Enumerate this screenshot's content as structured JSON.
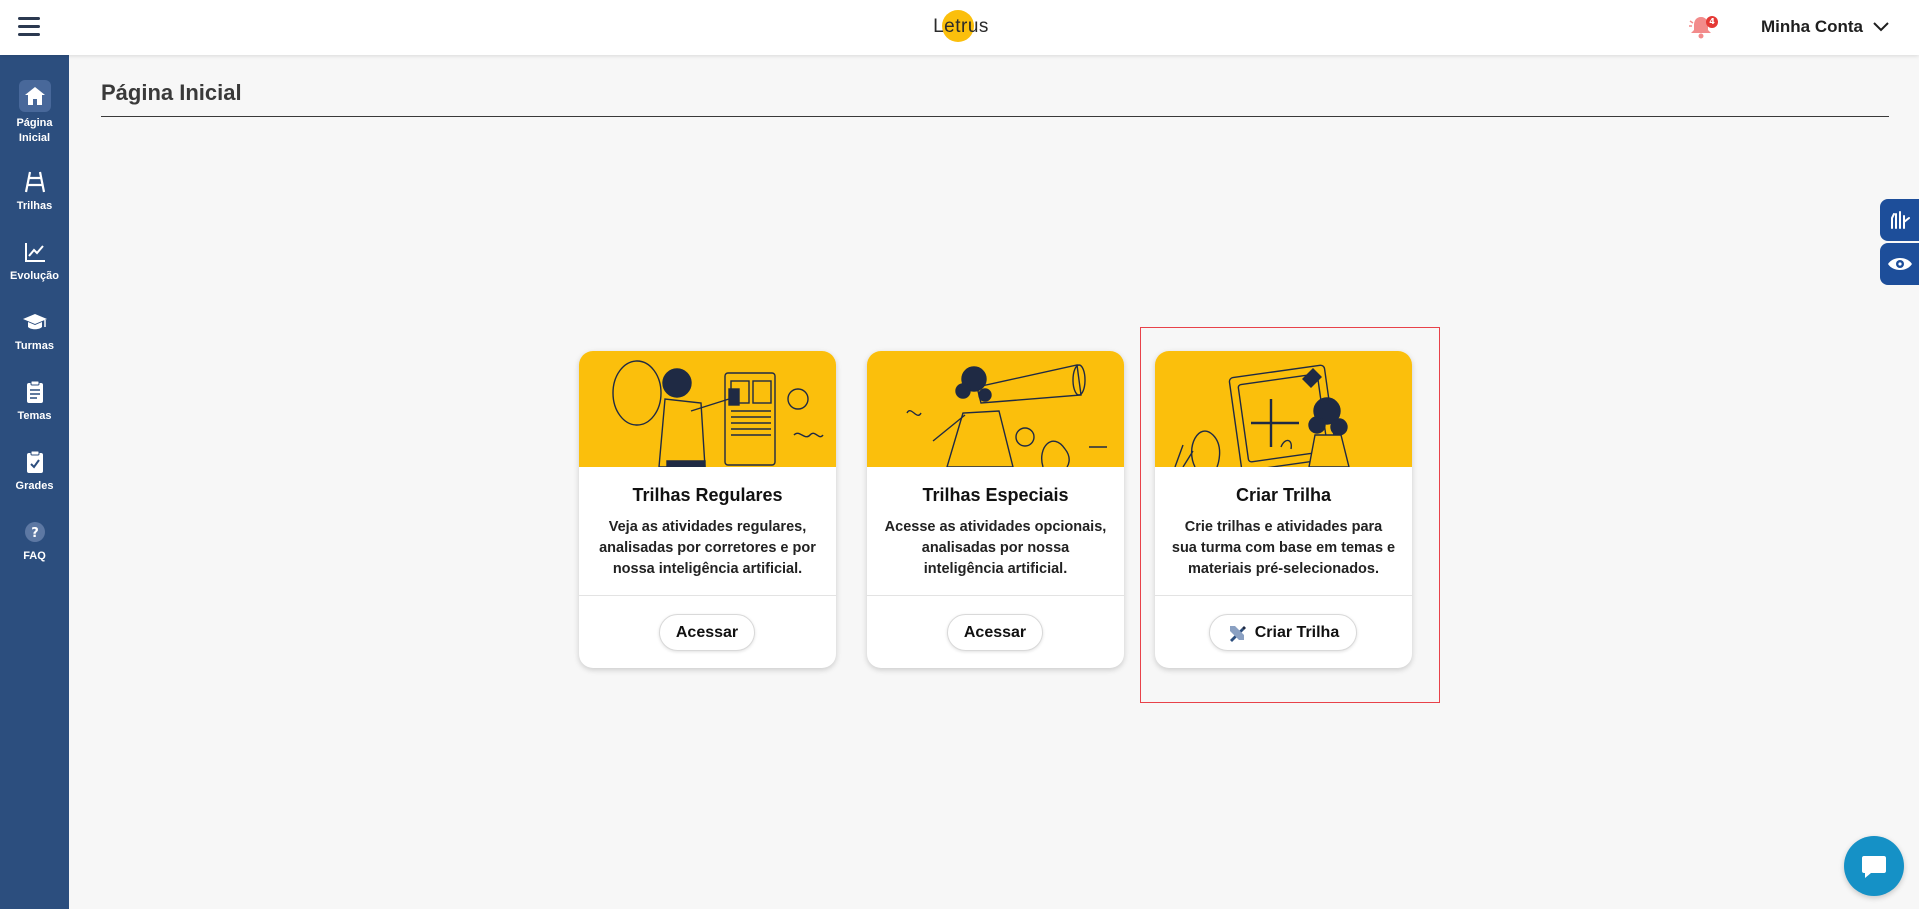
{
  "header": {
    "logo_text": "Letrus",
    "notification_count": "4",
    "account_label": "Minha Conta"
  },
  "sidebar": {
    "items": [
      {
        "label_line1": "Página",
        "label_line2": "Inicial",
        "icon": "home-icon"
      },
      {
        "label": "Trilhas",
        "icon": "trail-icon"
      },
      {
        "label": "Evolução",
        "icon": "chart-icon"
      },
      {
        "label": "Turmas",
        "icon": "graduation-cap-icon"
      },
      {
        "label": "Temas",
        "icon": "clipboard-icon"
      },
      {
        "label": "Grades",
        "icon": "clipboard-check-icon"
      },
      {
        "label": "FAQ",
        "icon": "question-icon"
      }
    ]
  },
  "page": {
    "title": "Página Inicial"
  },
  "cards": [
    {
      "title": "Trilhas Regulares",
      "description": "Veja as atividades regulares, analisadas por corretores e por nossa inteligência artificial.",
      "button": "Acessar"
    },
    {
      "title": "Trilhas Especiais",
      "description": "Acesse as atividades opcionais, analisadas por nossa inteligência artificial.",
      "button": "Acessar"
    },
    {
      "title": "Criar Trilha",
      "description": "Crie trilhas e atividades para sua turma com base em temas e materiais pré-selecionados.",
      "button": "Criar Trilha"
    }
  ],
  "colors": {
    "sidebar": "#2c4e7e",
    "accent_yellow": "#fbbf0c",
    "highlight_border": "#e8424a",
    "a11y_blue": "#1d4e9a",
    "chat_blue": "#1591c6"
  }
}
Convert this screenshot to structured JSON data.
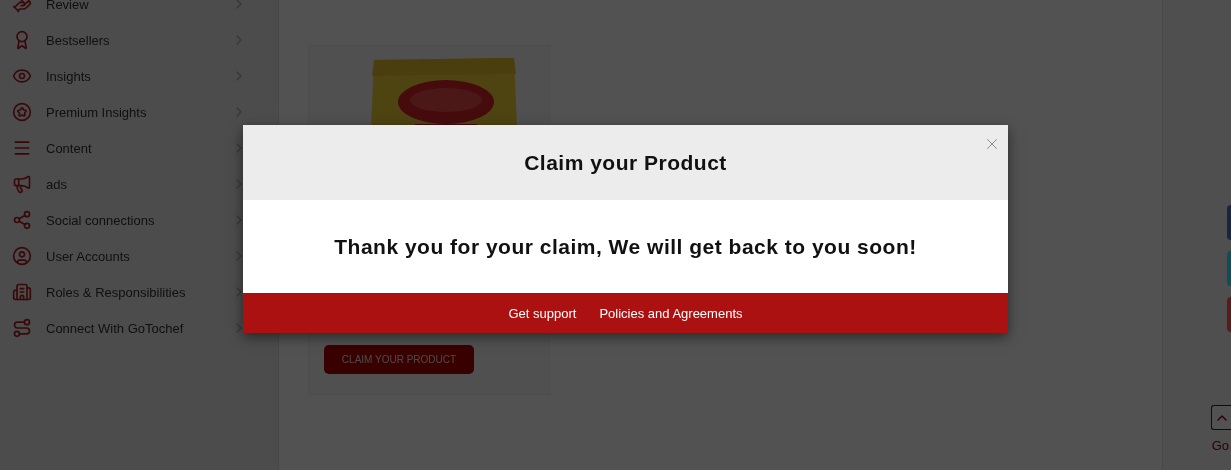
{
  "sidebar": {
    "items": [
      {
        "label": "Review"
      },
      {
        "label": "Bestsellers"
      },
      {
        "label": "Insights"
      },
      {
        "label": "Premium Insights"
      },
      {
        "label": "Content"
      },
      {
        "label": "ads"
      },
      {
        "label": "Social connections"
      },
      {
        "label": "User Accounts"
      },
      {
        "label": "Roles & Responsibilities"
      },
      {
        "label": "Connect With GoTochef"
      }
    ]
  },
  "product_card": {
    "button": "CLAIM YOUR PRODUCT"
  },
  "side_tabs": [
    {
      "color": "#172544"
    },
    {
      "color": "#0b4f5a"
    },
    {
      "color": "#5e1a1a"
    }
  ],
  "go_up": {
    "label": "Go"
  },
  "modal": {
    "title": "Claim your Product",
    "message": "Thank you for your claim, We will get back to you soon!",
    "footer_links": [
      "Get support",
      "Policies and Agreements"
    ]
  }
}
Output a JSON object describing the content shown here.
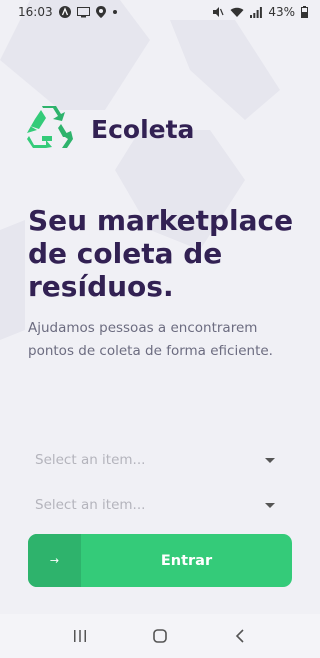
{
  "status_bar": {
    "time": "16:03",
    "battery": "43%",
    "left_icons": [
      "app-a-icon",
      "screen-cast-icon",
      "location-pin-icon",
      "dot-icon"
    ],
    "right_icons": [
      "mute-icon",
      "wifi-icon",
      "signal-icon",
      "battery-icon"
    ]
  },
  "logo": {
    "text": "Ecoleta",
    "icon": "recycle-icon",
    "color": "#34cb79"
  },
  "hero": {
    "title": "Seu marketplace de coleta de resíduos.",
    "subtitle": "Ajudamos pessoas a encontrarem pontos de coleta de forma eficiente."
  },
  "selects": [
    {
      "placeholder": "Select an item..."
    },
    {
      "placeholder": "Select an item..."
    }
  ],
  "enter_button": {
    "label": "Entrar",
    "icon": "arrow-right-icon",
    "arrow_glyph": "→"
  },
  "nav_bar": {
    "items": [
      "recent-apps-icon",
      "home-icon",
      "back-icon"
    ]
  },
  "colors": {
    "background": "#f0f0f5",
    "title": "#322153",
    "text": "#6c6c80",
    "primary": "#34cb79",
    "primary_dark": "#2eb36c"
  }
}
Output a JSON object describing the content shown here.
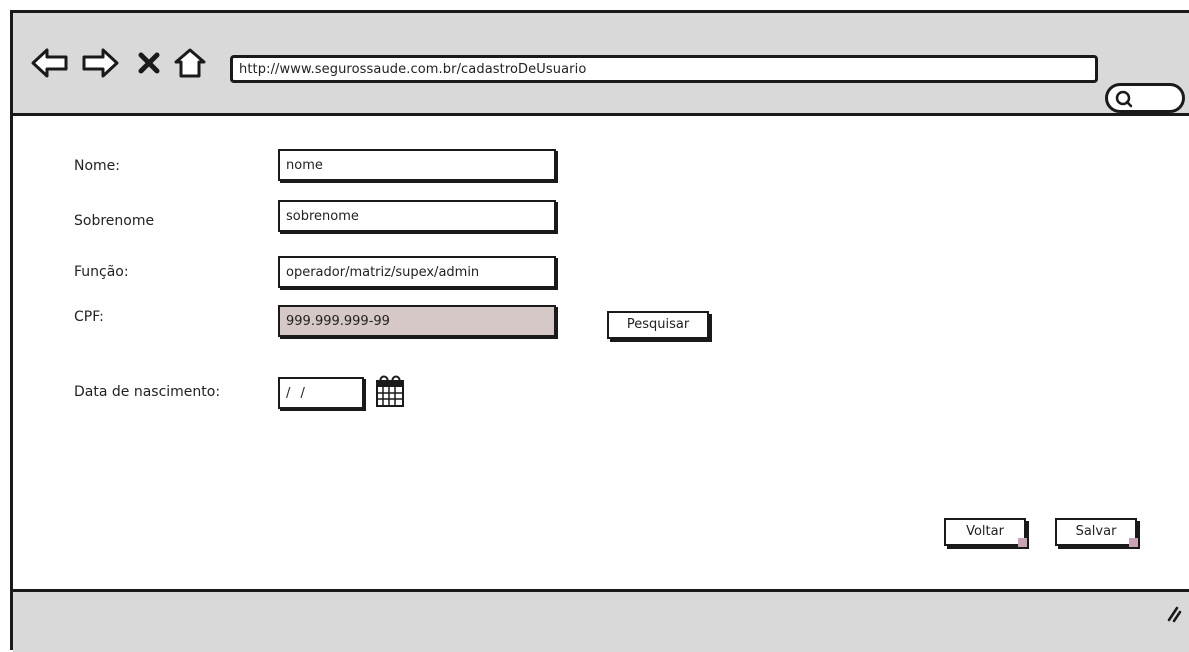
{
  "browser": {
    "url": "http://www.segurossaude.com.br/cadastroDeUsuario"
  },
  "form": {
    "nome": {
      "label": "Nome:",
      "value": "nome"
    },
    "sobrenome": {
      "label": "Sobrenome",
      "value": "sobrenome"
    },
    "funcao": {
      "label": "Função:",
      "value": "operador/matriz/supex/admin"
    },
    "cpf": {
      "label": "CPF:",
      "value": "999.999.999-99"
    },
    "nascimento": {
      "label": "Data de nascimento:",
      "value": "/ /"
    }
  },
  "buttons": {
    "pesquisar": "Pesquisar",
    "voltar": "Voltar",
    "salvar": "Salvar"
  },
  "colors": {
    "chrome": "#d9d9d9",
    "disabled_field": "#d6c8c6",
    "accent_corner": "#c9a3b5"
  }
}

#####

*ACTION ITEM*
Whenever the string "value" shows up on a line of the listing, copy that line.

*RESPONSE*
      "value": "nome"
      "value": "sobrenome"
      "value": "operador/matriz/supex/admin"
      "value": "999.999.999-99"
      "value": "/ /"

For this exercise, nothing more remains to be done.